PORTSMOUTH, Va. - Adam Goers is with the national, medicinally-focused cannabis company, Columbia Care.
"I've suffered from chronic pain for 12-plus years," Goers told News 3. "I, along with tens of thousands, hundreds of thousands of Americans, are finding relief through medical cannabis today."
They recently opened their doors at their Portsmouth medical marijuana dispensary.
"We've seen week over week growth as patients are finding this as an available option for them," he said.
Now, he and others are reacting to the thought of a new opportunity in Virginia: Marijuana for adult use.
"We're going to be tired. We're going to be enthused," Goers said. "It's exciting for so many reasons."
Last month, state lawmakers gave final approval to a bill legalizing adult-use cannabis starting in January 2024.
News 3 recently talked with Dr. Tancy Vandecar-Burdin, Director of Old Dominion University's Social Science Research Center.
In a summer 2019 survey, they found about 65% of people in Hampton Roads felt pot should be legal.
"That ranged from a low of 57% in Suffolk, to a high of almost 81% in Portsmouth," Vandecar-Burdin told News 3. "Those who rate their health as fair or poor were slightly more likely to favor legalization."
For Goers, he's seeing green beyond the plant.
"In Illinois, and now most recently in New Jersey, we've seen adult-use sales have really skyrocketed," he said. "It can mean a business like ours is doing three, four, five times as much business to be able to service those adult-use customers."

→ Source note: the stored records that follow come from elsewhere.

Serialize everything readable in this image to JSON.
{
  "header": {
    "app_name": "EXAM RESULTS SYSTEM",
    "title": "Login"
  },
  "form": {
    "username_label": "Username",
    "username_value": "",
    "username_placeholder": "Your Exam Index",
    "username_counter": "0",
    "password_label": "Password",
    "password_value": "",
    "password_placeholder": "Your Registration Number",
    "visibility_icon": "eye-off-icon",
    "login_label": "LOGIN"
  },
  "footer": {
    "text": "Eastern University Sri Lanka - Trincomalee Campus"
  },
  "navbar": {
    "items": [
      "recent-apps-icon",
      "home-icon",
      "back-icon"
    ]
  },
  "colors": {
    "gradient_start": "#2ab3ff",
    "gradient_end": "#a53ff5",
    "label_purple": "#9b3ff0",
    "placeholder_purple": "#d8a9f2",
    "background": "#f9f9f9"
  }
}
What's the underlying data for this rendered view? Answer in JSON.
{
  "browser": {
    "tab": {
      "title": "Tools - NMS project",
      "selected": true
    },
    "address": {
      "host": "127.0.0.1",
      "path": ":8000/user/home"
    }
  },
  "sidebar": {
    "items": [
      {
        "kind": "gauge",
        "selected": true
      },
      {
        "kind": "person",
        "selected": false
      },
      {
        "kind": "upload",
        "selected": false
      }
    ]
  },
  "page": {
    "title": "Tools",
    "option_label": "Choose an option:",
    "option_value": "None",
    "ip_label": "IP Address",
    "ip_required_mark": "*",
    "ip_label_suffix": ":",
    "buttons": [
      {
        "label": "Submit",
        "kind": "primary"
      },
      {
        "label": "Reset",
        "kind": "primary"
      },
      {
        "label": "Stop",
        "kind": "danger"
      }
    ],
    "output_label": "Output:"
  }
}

He said the move would also add more jobs to the Hampton Roads region.
"We certainly, at Columbia Care, expect that we're going to be bringing on over 100 new employees between now and the onset of adult-use cannabis sales," he said.
Goers believes legalized cannabis will also have an impact on tourism in the Commonwealth.
"When we do have visitors in the region, this does add a destination for them," he said. "Having tourists coming in who can safely and responsibly consume cannabis is a boom for our local businesses."
Goers added he's looking ahead as the bill heads to Gov. Ralph Northam's desk.
"We think that Virginia can build on the success that these places across the country have found, whether that's the economic impact, whether that's jobs or whether that's the new entrepreneurial activity," he said.